Monday, 15 October 2012

Exploring regulatory networks of secondary cell wall formation during vessel development in monocots and dicots

Plant Breeding, Genetics, and Biotechnology Division Seminar

By Lutz Neumetzler
Visiting research fellow
Plant Breeding, Genetics, and Biotechnology Division

1400 H, Wednesday, 17 October 2012
Room A, D.L. Umali Building

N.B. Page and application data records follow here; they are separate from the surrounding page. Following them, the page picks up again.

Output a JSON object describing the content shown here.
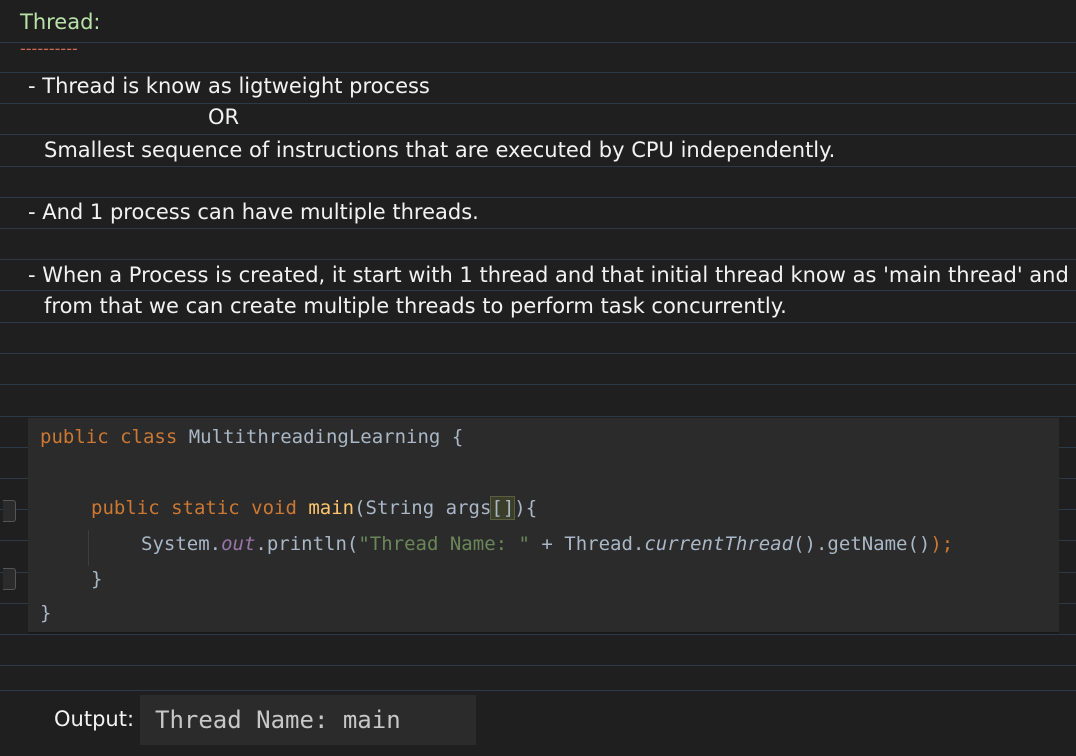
{
  "notes": {
    "heading": "Thread:",
    "underline": "----------",
    "bullet1_line1": "- Thread is know as ligtweight process",
    "bullet1_or": "OR",
    "bullet1_line2": "Smallest sequence of instructions that are executed by CPU independently.",
    "bullet2": "- And 1 process can have multiple threads.",
    "bullet3_line1": "- When a Process is created, it start with 1 thread and that initial thread know as 'main thread' and",
    "bullet3_line2": "from that we can create multiple threads to perform task concurrently."
  },
  "code": {
    "line1": {
      "kw": "public class ",
      "name": "MultithreadingLearning {"
    },
    "line2": {
      "kw": "public static void ",
      "fn": "main",
      "rest1": "(String args",
      "hl": "[]",
      "rest2": "){"
    },
    "line3": {
      "a": "System.",
      "out": "out",
      "b": ".println(",
      "str": "\"Thread Name: \"",
      "c": " + Thread.",
      "method": "currentThread",
      "d": "().getName()",
      "e": ");",
      "semi": ""
    },
    "line4": "}",
    "line5": "}"
  },
  "output": {
    "label": "Output:",
    "value": "Thread Name: main"
  },
  "colors": {
    "background": "#1f1f1f",
    "heading": "#b9e2a8",
    "code_background": "#2b2b2b",
    "keyword": "#cc7832",
    "function": "#ffc66d",
    "string": "#6a8759",
    "static_field": "#9876aa"
  }
}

Plant cell walls provide rigidity, shape the habitus of an organ, and, in turn, form the plant body. They are designed to fulfill a variety of functions, among them, water and nutrient transport in heights up to 100 meters, resisting enormous negative pressure. During the life of the plant, different phases such as cell division, cell expansion, and cell differentiation require the cell wall to be flexible, expandable, and strong at the same time. This is achieved by a dynamic interplay between cell wall-synthesizing glycosyltransferases located in the Golgi Apparatus and in the Plasmamembrane; and glycosylhydrolases that remodel and fine-tune cell wall structure in the apoplast. Plant cell walls are comprised mostly of carbohydrate polymers and are thus one of the biggest sink compartments in the plant body. These fixed energy and carbon resources can be used in sustainable ways. In order to ease saccharification or deconstruction of cell walls for, e.g., bioethanol production, we attempted to understand regulatory and developmental programs by modifying receptor-like kinases and transcription factors in planta. Within the European consortium initiative Knowledge Based Bio-Economy (KBBE), Arabidopsis and Brachypodium distachyon, an annual grass model species, were used in a study to compare cell wall metabolism in monocots and dicots.

No comments:

Post a Comment